It is normal for a disagreement between player and caddie to get settled with the caddie getting fired and moving on to another player’s bag the following week.
Watson and his caddie have been friends on and off the golf course for a long time. They have had their share of ups and downs. Each knows what to expect from the other when the going gets tough.
Scott had a shouting match with a fan at the Memorial Tournament earlier this year when a fan made a disparaging remark about his caddying abilities. Watson had to forcibly pull Scott away from the crowd and get him to refocus on the task at hand.
Players do not like to admit their errors on the course. Watson obviously feels his caddie gave him an incorrect yardage. A professional golfer must maintain total confidence in his ability to hit the correct shot under pressure.
Watson is probably just blowing off steam, and he and his caddie will work it out later.
Then again, his caddie may remind Watson that his job should include hitting more range balls. More practice sessions may yield better results than time spent on the Golf Channel, performing in Golf Boy videos or otherwise mugging in front of a camera.
Watson has a good year going with three top 10s and seven top-25 finishes. He has won over $1.3 million this year and is No. 37 in the FedEx Cup rankings.
Great players measure success in wins. No wins for the year is beginning to weigh on Watson’s very limited amount of patience.
Relax, Bubba. The wins will come.

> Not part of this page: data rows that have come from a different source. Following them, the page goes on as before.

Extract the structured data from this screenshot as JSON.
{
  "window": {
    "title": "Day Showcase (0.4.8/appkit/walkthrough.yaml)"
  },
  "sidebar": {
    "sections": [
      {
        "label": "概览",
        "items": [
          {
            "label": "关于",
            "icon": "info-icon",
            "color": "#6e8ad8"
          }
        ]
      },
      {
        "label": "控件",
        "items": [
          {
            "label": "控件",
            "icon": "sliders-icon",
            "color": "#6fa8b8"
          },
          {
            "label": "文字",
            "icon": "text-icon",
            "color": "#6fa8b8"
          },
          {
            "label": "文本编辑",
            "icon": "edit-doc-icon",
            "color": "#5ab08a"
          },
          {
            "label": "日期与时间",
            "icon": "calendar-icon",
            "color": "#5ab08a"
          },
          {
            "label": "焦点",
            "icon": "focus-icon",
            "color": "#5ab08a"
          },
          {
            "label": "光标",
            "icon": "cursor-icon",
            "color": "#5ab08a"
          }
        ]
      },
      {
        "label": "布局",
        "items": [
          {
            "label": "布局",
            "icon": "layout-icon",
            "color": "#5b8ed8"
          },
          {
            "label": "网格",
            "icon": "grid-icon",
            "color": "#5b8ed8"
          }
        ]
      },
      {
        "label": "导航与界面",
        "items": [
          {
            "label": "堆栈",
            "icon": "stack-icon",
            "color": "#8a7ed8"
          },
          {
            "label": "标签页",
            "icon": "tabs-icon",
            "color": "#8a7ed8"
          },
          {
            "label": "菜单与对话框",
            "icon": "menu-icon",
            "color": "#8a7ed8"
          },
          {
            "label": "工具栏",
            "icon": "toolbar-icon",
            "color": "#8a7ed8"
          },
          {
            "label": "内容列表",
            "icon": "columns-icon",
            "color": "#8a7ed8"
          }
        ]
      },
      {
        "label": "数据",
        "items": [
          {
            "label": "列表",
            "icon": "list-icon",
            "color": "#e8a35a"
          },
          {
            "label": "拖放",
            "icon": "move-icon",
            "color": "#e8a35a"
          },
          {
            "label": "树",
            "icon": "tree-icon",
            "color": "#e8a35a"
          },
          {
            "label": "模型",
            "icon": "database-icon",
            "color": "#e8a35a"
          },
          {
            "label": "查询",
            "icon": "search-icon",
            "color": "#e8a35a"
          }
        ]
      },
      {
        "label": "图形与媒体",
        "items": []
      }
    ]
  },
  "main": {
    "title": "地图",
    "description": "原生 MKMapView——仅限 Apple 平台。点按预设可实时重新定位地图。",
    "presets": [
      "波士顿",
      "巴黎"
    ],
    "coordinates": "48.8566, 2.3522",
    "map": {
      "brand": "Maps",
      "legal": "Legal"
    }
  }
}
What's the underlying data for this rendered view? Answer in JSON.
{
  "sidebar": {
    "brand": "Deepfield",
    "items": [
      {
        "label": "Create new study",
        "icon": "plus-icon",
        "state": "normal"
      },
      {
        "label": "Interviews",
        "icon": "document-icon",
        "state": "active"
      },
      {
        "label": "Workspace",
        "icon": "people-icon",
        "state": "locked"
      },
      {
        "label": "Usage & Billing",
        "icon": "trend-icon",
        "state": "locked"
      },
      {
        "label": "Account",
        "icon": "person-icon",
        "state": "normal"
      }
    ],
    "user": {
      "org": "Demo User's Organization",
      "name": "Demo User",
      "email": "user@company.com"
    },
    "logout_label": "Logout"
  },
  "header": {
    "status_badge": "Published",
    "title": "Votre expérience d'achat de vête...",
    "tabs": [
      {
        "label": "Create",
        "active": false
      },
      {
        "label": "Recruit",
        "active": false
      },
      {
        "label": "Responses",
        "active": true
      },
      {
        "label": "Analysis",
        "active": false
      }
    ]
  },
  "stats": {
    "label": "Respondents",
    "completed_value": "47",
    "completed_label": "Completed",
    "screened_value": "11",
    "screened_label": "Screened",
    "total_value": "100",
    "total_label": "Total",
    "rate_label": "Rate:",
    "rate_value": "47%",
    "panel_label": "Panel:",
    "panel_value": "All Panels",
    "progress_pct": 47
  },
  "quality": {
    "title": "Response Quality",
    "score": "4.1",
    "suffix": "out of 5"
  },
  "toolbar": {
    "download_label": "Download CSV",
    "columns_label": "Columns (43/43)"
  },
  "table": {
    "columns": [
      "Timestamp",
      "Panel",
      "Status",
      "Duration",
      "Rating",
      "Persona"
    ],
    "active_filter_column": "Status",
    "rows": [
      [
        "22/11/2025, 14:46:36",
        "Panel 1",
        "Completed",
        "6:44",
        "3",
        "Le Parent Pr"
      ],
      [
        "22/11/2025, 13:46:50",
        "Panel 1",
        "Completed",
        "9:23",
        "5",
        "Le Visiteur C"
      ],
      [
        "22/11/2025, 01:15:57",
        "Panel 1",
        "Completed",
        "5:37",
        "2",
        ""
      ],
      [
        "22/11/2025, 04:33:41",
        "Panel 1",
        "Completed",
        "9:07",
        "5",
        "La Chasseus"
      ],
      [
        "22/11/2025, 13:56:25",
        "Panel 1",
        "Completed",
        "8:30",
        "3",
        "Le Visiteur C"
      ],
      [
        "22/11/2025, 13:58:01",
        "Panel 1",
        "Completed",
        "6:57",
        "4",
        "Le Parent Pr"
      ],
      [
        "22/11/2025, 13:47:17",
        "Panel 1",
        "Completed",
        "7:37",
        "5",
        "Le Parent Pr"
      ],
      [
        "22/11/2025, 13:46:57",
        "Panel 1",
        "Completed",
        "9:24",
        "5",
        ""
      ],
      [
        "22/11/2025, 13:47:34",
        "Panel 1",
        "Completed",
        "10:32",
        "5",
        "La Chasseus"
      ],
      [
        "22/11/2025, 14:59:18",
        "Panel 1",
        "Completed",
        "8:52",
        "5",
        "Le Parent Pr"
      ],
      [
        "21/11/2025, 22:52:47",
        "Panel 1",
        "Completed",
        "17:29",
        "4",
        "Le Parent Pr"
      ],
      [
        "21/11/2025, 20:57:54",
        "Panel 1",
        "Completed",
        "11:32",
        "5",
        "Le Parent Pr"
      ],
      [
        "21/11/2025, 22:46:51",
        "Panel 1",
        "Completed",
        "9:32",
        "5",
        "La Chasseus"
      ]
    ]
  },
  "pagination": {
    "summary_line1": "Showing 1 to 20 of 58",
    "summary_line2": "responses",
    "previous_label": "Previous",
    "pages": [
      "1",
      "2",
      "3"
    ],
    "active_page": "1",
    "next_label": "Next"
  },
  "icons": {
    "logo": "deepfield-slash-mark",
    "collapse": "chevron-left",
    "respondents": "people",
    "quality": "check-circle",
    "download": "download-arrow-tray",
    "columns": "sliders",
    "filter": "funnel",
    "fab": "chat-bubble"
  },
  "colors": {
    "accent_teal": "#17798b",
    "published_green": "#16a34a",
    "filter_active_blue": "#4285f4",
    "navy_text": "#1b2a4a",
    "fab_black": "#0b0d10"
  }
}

You are too talented, and fans want to see you hit monster drives and make miraculous shots to escape from trouble.